The following day, on the way back to Yaounde, we returned to the more advanced Baka village for a closer look at their culture and issues. This time Samuel, Plan’s Capacity Building Coordinator took us around. First stop was the school to talk with the three teachers. The school is a government school which receives the ‘minimum package’. Plan contribute some of the learning materials and support. It was a Monday but there were no students in class. Debao, the Head Teacher explained that the children were all out in the forest gathering food. She said food security was the biggest obstacle here. If kids are hungry they cannot concentrate and learn. While some food is produced, it is a very much a hand to mouth existence. Many adults are employed by the more businesslike Bantu people who pay a very small salary. This coupled with a lack of business and management skills means they cannot get ahead themselves. Everyone has to work to get food. Alcohol and drugs are a big problem affecting productivity and self esteem and drug education starts in school. I 4c. Teacher opening a box of goodies suggested the idea of the students growing a garden at school, but then Debao pointed to an overgrown patch of weeds and grass beside the classroom. She’d already tried that. They had planted cassava and other vegetables, but before it was ready, an inebriated member of the community came and pulled everything up, destroying the garden. To improve education the teachers need much more support from the community. I thought they were doing a great job with what they had, but there was also a sense of exasperation amongst the teachers. They are very keen to connect with international schools to enrich the learning process. She thought it may be a good way to provide a stimulus to keep children in class and build more pride. Anyone wishing to help can contact them via Samuel at Plan. The details are on the education Ning on this website.

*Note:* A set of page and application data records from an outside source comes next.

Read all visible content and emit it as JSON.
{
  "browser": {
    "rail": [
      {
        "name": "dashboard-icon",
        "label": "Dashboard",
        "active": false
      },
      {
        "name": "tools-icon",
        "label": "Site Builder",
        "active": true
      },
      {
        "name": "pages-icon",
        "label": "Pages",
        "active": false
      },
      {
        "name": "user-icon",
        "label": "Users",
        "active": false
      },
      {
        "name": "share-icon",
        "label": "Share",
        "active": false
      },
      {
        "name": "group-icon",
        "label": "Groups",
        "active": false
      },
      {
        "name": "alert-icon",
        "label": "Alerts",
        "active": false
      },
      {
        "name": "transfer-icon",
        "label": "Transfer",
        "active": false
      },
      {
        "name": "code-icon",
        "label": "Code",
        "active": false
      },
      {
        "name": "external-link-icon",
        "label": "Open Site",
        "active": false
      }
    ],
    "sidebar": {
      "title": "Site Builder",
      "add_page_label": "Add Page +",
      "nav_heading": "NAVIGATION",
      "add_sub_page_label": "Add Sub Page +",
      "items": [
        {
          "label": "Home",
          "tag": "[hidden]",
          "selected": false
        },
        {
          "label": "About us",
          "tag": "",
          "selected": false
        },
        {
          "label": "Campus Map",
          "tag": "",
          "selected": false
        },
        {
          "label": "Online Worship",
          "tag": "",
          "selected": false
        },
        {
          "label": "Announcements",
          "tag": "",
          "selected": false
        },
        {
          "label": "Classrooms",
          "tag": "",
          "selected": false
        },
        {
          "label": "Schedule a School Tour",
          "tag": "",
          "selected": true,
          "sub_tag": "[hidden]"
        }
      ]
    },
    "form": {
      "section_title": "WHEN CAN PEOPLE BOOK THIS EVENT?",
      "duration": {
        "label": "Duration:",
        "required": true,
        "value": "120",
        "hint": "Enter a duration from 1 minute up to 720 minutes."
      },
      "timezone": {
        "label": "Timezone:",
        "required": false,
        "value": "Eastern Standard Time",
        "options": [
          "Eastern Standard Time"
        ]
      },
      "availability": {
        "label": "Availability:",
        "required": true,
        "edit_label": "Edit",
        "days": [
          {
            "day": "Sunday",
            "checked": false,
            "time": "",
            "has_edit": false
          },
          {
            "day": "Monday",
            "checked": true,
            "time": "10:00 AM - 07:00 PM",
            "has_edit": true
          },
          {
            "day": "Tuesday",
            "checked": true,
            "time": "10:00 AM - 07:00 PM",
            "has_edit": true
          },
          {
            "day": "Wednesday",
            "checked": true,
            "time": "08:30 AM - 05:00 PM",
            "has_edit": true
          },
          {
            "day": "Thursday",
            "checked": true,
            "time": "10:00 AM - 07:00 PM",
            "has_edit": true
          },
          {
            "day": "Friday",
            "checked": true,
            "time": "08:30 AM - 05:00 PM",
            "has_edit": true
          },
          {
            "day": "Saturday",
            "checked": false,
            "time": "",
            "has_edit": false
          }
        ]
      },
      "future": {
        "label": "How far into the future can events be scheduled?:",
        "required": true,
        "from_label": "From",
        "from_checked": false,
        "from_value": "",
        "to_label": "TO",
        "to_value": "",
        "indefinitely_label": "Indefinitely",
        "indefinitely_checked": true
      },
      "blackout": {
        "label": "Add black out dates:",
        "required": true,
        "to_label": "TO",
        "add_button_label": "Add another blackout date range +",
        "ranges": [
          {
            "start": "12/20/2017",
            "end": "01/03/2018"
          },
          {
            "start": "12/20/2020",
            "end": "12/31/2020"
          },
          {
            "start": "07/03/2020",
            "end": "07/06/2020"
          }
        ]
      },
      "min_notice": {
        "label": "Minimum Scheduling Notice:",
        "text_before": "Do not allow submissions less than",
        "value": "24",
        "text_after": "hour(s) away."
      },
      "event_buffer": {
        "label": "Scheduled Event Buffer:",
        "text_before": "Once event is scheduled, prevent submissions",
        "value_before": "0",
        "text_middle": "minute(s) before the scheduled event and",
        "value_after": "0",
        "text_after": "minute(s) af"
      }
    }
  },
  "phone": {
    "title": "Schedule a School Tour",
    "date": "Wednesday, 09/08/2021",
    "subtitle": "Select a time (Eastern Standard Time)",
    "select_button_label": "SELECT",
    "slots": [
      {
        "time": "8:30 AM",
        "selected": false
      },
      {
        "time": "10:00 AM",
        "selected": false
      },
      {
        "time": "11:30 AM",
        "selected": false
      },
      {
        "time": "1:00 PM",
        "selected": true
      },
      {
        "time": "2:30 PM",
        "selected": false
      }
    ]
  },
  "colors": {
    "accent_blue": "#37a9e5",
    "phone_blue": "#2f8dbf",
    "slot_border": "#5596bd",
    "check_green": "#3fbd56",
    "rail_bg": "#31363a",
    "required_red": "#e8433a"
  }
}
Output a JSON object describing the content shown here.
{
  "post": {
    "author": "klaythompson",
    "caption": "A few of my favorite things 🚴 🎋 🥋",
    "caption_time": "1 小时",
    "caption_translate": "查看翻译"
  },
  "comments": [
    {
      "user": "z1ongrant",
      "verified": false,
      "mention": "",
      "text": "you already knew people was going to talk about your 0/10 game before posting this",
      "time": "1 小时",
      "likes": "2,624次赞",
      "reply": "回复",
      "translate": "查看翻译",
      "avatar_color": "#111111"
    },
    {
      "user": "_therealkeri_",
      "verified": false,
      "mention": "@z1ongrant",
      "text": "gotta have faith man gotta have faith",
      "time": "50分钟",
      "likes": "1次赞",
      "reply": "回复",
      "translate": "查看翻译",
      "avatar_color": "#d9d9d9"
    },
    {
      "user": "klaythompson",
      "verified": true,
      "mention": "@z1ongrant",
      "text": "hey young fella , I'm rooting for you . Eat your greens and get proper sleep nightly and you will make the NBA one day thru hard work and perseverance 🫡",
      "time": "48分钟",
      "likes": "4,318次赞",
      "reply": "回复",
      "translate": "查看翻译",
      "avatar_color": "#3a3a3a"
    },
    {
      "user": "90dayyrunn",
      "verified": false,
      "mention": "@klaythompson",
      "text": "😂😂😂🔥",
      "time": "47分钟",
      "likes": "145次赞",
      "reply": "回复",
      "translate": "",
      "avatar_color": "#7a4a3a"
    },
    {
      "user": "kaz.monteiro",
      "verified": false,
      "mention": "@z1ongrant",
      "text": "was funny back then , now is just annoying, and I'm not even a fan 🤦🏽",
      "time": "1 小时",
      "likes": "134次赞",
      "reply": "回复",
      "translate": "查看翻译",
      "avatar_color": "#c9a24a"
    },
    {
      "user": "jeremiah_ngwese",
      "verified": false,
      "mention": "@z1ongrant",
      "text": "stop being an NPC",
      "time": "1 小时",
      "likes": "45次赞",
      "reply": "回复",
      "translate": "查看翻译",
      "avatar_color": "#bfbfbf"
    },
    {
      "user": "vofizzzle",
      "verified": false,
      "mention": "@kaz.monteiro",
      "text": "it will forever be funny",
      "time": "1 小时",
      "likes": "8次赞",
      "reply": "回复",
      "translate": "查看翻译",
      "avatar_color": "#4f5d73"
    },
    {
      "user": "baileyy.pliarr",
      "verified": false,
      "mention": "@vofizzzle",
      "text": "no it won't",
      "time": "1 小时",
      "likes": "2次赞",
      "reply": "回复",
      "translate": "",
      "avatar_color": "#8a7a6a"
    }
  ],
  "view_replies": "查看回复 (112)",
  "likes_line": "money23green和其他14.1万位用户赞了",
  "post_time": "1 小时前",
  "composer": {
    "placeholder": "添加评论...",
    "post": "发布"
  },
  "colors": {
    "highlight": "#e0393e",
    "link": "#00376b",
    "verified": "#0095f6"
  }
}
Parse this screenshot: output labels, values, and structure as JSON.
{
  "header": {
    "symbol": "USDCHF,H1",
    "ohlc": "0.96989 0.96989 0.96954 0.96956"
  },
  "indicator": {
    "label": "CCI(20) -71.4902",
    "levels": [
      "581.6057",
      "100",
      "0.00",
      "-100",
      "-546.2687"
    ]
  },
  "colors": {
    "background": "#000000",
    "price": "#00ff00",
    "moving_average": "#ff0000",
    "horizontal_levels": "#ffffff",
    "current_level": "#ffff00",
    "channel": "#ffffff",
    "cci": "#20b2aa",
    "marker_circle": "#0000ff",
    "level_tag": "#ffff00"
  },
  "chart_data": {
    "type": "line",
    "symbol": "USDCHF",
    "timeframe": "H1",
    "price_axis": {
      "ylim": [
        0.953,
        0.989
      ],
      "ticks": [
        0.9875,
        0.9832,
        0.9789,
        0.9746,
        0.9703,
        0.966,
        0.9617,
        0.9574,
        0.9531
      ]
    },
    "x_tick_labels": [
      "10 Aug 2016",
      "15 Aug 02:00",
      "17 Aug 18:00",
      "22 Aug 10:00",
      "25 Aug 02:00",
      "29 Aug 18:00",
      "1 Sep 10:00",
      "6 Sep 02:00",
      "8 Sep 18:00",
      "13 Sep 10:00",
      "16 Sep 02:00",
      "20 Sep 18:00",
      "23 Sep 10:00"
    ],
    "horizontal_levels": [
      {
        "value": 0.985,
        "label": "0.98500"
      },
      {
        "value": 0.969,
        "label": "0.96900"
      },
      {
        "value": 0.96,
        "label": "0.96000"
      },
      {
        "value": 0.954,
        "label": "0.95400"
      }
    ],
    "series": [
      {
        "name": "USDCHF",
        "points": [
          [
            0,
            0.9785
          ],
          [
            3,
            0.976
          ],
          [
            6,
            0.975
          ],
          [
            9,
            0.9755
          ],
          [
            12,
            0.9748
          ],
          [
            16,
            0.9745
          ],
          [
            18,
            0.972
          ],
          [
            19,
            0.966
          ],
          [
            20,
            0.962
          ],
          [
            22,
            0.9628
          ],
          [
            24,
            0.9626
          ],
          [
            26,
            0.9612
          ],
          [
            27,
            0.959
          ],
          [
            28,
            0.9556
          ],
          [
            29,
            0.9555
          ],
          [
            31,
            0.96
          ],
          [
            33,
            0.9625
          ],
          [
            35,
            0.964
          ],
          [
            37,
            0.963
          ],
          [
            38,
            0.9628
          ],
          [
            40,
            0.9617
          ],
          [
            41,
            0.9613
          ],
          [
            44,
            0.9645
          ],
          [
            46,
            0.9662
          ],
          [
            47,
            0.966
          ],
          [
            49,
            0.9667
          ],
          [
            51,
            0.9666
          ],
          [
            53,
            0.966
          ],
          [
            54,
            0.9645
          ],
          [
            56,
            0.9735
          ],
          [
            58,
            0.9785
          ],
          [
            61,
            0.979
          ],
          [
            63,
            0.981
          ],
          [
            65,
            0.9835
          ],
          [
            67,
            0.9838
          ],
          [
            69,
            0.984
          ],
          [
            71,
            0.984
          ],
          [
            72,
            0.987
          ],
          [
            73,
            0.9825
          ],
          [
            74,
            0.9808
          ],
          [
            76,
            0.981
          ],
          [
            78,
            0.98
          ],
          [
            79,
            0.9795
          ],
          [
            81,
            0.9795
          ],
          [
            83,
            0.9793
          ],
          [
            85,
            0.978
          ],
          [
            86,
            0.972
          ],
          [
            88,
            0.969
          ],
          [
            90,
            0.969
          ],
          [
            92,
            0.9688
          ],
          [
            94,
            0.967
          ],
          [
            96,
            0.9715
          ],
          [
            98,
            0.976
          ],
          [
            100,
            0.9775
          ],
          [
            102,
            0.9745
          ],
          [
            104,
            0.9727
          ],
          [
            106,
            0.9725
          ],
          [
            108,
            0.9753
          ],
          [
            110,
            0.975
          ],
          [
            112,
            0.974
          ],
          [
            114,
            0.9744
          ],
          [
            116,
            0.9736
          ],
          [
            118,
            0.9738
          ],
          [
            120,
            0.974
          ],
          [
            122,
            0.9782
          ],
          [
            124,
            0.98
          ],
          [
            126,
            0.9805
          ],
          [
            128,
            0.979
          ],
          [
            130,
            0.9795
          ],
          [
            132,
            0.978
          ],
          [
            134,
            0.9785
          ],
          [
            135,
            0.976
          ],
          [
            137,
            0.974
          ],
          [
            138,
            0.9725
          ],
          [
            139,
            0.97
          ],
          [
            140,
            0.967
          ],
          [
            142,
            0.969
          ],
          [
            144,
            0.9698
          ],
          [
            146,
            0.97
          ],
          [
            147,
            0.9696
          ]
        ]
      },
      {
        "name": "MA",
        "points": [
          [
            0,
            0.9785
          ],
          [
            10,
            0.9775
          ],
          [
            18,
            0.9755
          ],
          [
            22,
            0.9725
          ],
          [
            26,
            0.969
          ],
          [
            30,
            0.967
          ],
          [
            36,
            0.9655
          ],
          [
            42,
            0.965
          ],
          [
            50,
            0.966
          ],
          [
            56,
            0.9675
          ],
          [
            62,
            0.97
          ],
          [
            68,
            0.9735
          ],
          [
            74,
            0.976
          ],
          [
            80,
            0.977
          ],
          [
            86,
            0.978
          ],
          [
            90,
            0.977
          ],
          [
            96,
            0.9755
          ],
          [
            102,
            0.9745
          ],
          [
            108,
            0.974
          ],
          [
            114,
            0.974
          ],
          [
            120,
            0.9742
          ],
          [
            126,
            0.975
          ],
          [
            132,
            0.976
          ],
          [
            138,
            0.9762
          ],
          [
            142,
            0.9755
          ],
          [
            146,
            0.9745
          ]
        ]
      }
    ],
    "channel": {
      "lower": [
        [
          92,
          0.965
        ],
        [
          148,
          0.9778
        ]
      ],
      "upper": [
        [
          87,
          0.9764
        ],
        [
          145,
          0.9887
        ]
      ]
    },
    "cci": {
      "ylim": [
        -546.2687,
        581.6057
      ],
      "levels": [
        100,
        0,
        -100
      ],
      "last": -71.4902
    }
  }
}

Next we met with some of the community leaders in the centre of the village. They have a council system, like a village committee, to manage the different key areas from infrastructure, water and sanitation, women’s and children’s rights, land and so on. I wanted to learn something more of their culture and asked if they could take us into the forest to search for some of the plants they use for medicines. Knowledge of the forest is what they specialise in. The medicine woman led us a short way into the undergrowth. First she scraped some bark off a solea tree. The shavings are used to treat stomach upsets. Kpoo 6a. Scraping bark from the Solea tree Sasa leaves are collected and boiled to treat stomach and diarrhoea. Then they picked a large fruit, the size of a small rockmelon. The motokotoko has many important uses. Noel, the village leader explained that he used it to treat diabetes. He’d been visited by many people wanting his treatment and university students wanting to study it. He said many experts wanted to extract his knowledge but not reward him. I tasted the seed, also used to treat malaria. The only way I can describe the taste is shockingly bitter – a little like quinine in tonic water but about a thousand times stronger! The taste remained for the rest of the day. I am sure there is a future in developing this unique knowhow into a marketable business. Their knowledge and skills of the bush are what defines them and they must fight to retain it. Business acumen however is not in their makeup and so at present they are vulnerable to exploitation. The marketability for treatments of such major diseases is immense, but they need help in reaching that point. Achieving the objectives of the Baka Rights and Dignity Project is essential to build a foundation before such projects can be successful. I am not the first to suggest the potential of such an initiative (Noel says I am the second person to suggest it to him).

I wanted to stay longer but with a five hour drive back to Yaounde and rain threatening, we were already late to leave. I thank Plan Cameroon for making such a wonderful effort to show us a snapshot of some of their very important work.